- Tortora knew that the information originated with a Dell insider (he did not know who exactly at Dell the insider was) and shared that information, as well as where it originated, with Diamondback manager Todd Newman (“Newman”);
- Tortora also shared this information with a friend and analyst at Level Global Investors LP, who similarly shared it with his manager, Anthony Chiasson (“Chiasson”);
- Newman and Chiasson both traded on this information with great success and ultimately profited over $72 million.

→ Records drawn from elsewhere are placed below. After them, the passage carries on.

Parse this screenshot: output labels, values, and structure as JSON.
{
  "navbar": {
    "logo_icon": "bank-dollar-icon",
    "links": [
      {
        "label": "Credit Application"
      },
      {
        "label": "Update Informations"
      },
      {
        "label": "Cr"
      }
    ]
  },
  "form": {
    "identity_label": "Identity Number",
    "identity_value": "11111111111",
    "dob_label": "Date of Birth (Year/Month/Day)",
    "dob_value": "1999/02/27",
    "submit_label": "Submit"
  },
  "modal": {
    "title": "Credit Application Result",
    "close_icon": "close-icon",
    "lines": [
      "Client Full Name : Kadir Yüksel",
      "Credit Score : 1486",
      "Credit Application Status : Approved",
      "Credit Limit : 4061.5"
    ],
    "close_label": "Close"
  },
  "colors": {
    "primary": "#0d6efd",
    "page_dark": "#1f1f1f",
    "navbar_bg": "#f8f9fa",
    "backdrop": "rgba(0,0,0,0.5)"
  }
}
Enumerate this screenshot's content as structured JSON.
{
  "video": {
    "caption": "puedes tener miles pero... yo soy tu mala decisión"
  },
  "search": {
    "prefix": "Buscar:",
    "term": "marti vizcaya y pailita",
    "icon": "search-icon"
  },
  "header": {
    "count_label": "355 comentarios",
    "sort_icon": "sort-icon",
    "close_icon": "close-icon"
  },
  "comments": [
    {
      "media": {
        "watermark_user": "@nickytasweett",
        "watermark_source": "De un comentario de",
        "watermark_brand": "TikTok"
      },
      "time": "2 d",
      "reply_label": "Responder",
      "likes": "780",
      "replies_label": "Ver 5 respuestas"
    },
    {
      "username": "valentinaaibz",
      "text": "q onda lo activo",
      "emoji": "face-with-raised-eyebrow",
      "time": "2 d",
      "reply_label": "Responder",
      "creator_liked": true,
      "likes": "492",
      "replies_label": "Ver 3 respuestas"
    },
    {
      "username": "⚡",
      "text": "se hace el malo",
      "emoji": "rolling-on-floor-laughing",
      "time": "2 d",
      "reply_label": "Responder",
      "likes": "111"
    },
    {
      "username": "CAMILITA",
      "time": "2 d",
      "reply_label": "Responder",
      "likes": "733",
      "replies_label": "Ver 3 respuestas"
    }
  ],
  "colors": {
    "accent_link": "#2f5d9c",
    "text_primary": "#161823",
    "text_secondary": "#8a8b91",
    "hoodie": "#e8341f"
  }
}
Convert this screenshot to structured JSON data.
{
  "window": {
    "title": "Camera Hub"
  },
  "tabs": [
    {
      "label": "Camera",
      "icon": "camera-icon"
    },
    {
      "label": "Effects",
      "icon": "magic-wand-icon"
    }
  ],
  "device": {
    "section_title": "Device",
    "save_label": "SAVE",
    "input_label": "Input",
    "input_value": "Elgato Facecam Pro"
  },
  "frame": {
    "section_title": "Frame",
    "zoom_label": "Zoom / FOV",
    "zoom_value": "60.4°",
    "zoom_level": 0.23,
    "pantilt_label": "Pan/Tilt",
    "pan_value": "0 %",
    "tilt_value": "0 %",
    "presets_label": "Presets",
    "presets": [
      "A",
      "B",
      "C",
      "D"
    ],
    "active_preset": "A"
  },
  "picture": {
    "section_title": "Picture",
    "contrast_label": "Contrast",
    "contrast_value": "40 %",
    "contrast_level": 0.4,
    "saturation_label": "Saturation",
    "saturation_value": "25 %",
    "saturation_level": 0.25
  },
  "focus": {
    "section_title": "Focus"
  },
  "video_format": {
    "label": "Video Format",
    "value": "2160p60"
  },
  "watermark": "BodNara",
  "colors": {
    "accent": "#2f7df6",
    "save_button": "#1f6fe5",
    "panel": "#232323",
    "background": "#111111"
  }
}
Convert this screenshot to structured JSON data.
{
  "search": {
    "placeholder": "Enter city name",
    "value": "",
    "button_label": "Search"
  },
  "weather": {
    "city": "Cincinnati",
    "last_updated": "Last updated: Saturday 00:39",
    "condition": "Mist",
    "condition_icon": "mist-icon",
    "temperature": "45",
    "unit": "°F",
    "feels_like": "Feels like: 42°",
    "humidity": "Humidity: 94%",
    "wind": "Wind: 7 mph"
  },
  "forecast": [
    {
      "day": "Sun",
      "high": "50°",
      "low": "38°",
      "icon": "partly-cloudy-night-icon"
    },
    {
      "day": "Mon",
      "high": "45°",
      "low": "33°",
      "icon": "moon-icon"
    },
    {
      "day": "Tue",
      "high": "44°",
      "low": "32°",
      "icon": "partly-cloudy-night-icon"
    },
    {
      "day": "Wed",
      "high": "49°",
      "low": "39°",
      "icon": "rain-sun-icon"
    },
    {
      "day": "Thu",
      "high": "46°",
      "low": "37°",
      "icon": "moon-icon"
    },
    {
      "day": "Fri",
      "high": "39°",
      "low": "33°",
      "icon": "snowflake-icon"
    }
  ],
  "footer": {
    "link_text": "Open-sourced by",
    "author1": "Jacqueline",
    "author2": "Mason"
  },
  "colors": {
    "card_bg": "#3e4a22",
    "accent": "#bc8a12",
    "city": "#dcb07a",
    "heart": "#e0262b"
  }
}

At trial, these facts led the jury to convict Newman and Chiasson of insider trading. However, the Second Circuit concluded that the government failed to prove two key elements of insider trading. First, to establish tippee (Newman and Chiasson) liability, there had to be proof that the tipper (Ray) received a benefit from the disclosure of this information. Second, the court held that the government had to prove that the tippees were aware of the benefit to the tipper. In this case, proving that knowledge would be extremely difficult because the information passed through at least two other people before reaching Newman and Chiasson.
Nevertheless, the SEC is still vigorously investigating insider trading and bringing both civil and criminal actions and will no doubt have the 2nd Circuit’s holding in mind as it collects evidence. For compliance staff, this may mean more robust policies and procedures rather than relaxing controls around potential MNPI. For example:
- Any information that may have come, even indirectly, from an insider at a public company should be escalated to compliance immediately;
- If the firm wishes to trade on that information, it should be subject to a diligence and preapproval process led by the compliance department;
- Firms should use Restricted and Watch lists to manage all potential MNPI, including any information that it is diligencing;
- Purposefully avoiding knowledge (aka “willful blindness”) to assert that the firm was unaware of the source of the information, will not suffice and may well lead to an investigation;
- While there may be circumstances in which the distance between the source of the information and the ultimate traders is relevant, firms should not rely on this as a strategy to manage potential MNPI; and
- A firm culture, starting from the top, that encourages caution and thoughtfulness will help traders stay clear of any potential insider trading violations.
The Newman decision brings the law of insider trading back to the core elements established in Dirks v. SEC, correctly requiring the government to prove each of the distinct, yet inter-related, elements. The overall landscape, however, remains changed. Firms must still identify and manage their risks, establish and enforce policies and, perhaps more than previously, take a proactive approach to identify and manage MNPI. Even if the government cannot prove a criminal case, civil enforcement is available to the SEC and insider trading will always be a high priority. If anything,Newman calls upon the SEC to be more diligent in collecting and assembling information during the critical investigation phase.